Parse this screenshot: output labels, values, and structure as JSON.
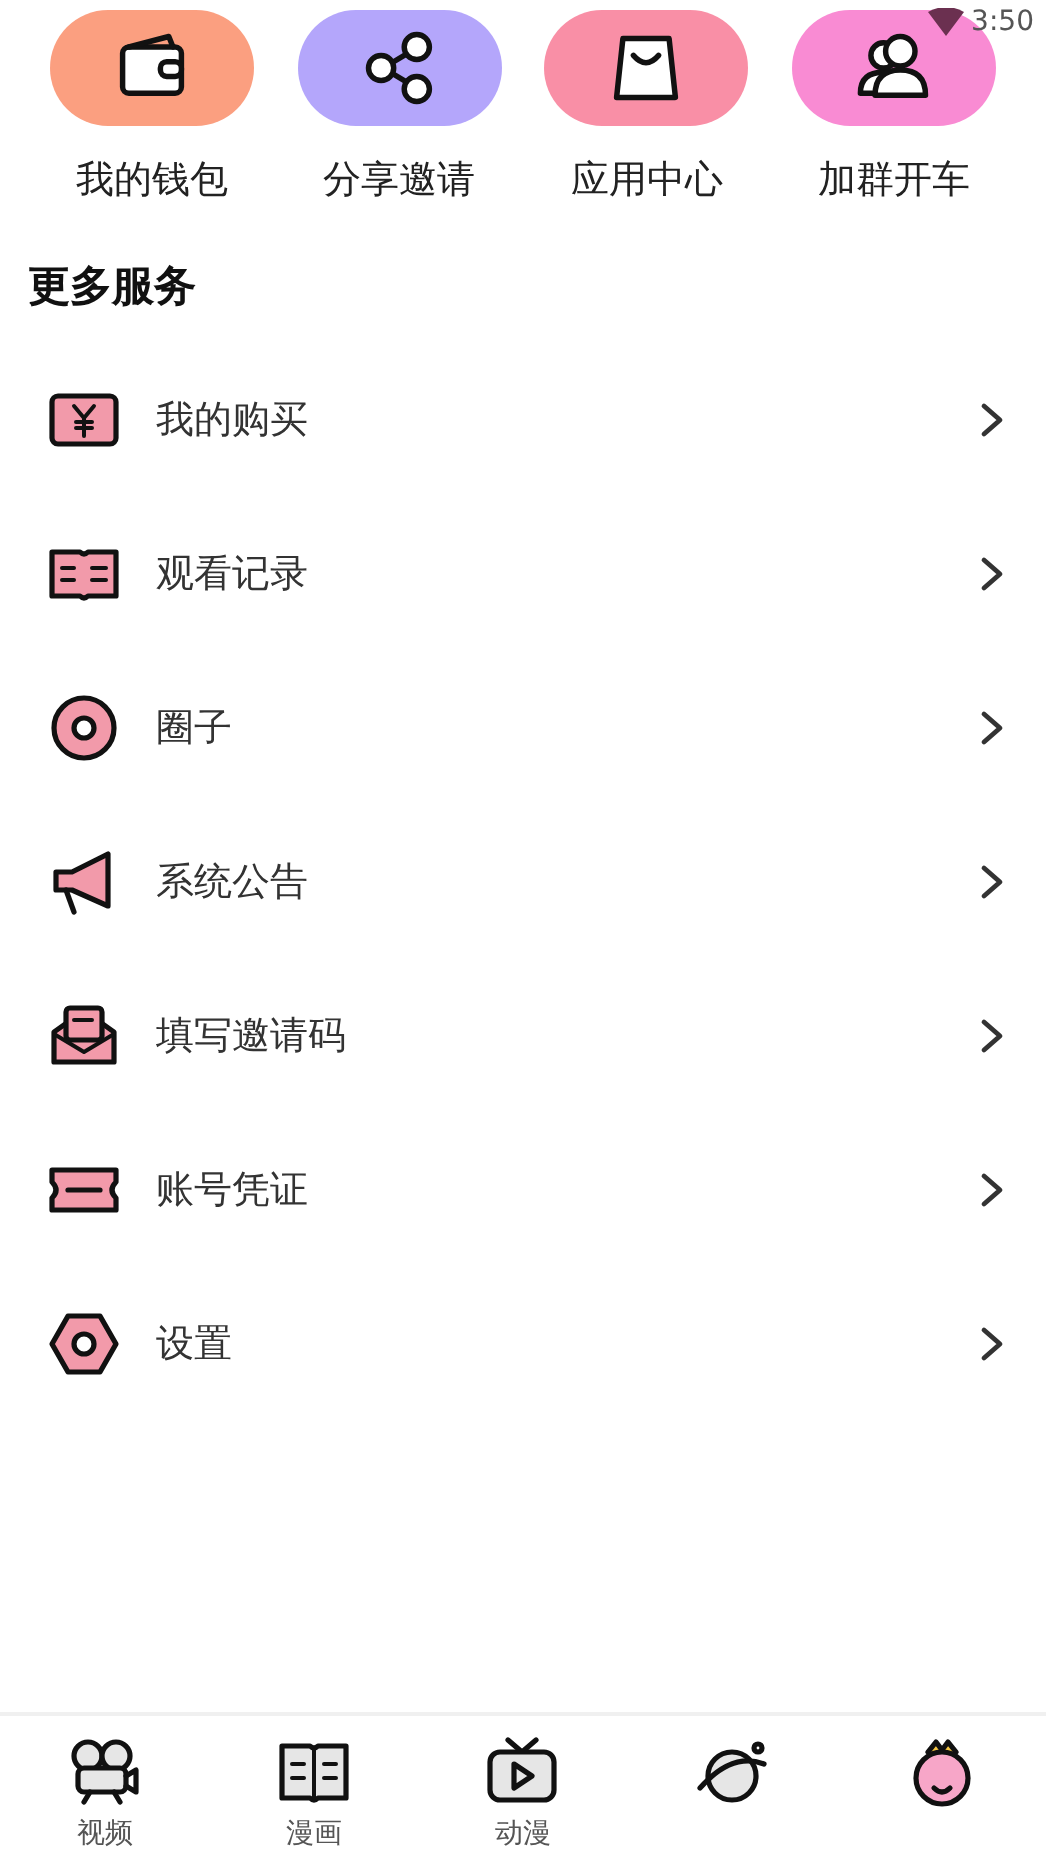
{
  "status_bar": {
    "time": "3:50"
  },
  "shortcuts": [
    {
      "label": "我的钱包",
      "color": "#fb9f80",
      "kind": "wallet"
    },
    {
      "label": "分享邀请",
      "color": "#b4a6fb",
      "kind": "share"
    },
    {
      "label": "应用中心",
      "color": "#f98fa6",
      "kind": "bag"
    },
    {
      "label": "加群开车",
      "color": "#f98bd3",
      "kind": "users"
    }
  ],
  "section_title": "更多服务",
  "services": [
    {
      "label": "我的购买",
      "kind": "yen"
    },
    {
      "label": "观看记录",
      "kind": "book"
    },
    {
      "label": "圈子",
      "kind": "circle"
    },
    {
      "label": "系统公告",
      "kind": "megaphone"
    },
    {
      "label": "填写邀请码",
      "kind": "mail"
    },
    {
      "label": "账号凭证",
      "kind": "ticket"
    },
    {
      "label": "设置",
      "kind": "settings"
    }
  ],
  "tabs": [
    {
      "label": "视频",
      "kind": "camera",
      "selected": false
    },
    {
      "label": "漫画",
      "kind": "book",
      "selected": false
    },
    {
      "label": "动漫",
      "kind": "tv",
      "selected": false
    },
    {
      "kind": "planet",
      "selected": false
    },
    {
      "kind": "face",
      "selected": true
    }
  ]
}
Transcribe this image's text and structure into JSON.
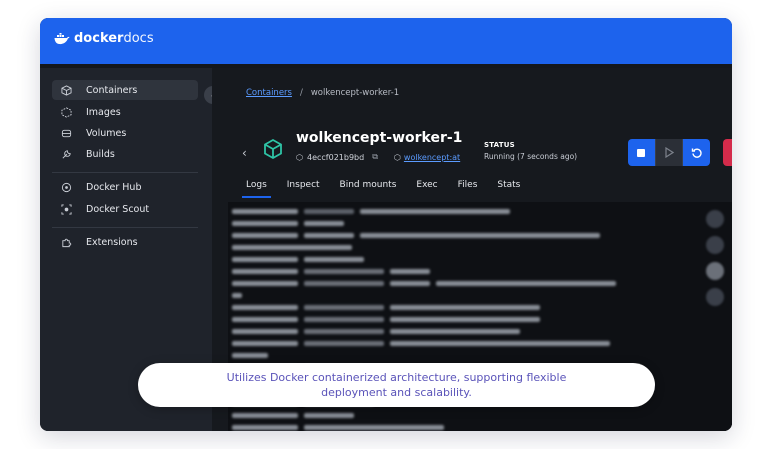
{
  "brand": {
    "bold": "docker",
    "light": "docs"
  },
  "sidebar": {
    "items": [
      {
        "label": "Containers",
        "icon": "cube-icon",
        "active": true
      },
      {
        "label": "Images",
        "icon": "image-cube-icon"
      },
      {
        "label": "Volumes",
        "icon": "volume-icon"
      },
      {
        "label": "Builds",
        "icon": "wrench-icon"
      },
      {
        "label": "Docker Hub",
        "icon": "hub-icon"
      },
      {
        "label": "Docker Scout",
        "icon": "scout-icon"
      },
      {
        "label": "Extensions",
        "icon": "puzzle-icon"
      }
    ]
  },
  "breadcrumb": {
    "parent": "Containers",
    "separator": "/",
    "current": "wolkencept-worker-1"
  },
  "container": {
    "name": "wolkencept-worker-1",
    "id": "4eccf021b9bd",
    "image": "wolkencept:at",
    "status_label": "STATUS",
    "status_value": "Running (7 seconds ago)"
  },
  "tabs": [
    "Logs",
    "Inspect",
    "Bind mounts",
    "Exec",
    "Files",
    "Stats"
  ],
  "banner": {
    "line1": "Utilizes Docker containerized architecture, supporting flexible",
    "line2": "deployment and scalability."
  },
  "colors": {
    "accent": "#1d63ed",
    "danger": "#d42b4b",
    "banner_text": "#5a53b9"
  }
}
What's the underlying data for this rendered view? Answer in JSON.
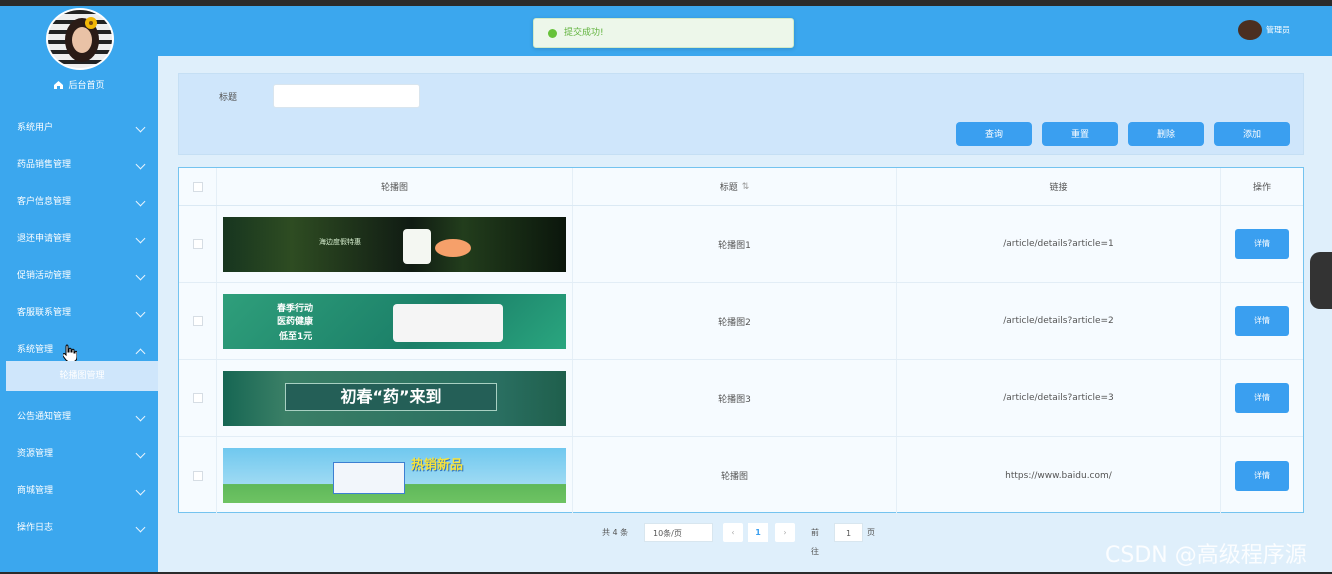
{
  "sidebar": {
    "home": "后台首页",
    "items": [
      "系统用户",
      "药品销售管理",
      "客户信息管理",
      "退还申请管理",
      "促销活动管理",
      "客服联系管理",
      "系统管理",
      "公告通知管理",
      "资源管理",
      "商城管理",
      "操作日志"
    ],
    "active_submenu": "轮播图管理"
  },
  "header": {
    "user_label": "管理员"
  },
  "toast": {
    "message": "提交成功!"
  },
  "search": {
    "label": "标题",
    "placeholder": "",
    "buttons": [
      "查询",
      "重置",
      "删除",
      "添加"
    ]
  },
  "table": {
    "headers": [
      "轮播图",
      "标题",
      "链接",
      "操作"
    ],
    "rows": [
      {
        "title": "轮播图1",
        "link": "/article/details?article=1",
        "action": "详情"
      },
      {
        "title": "轮播图2",
        "link": "/article/details?article=2",
        "action": "详情"
      },
      {
        "title": "轮播图3",
        "link": "/article/details?article=3",
        "action": "详情"
      },
      {
        "title": "轮播图",
        "link": "https://www.baidu.com/",
        "action": "详情"
      }
    ]
  },
  "banners": [
    {
      "text": "海边度假特惠"
    },
    {
      "text": "春季行动",
      "sub": "医药健康",
      "sub2": "低至1元"
    },
    {
      "text": "初春“药”来到"
    },
    {
      "text": "热销新品"
    }
  ],
  "pagination": {
    "total": "共 4 条",
    "page_size": "10条/页",
    "current": "1",
    "goto_label": "前往",
    "goto_value": "1",
    "page_suffix": "页"
  },
  "watermark": "CSDN @高级程序源",
  "colors": {
    "primary": "#3ba7ee",
    "button": "#3a9ff0",
    "success": "#67c23a"
  }
}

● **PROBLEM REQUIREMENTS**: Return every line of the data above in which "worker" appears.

● **ANSWER FOR THE TASK**:
    "current": "wolkencept-worker-1"
    "name": "wolkencept-worker-1",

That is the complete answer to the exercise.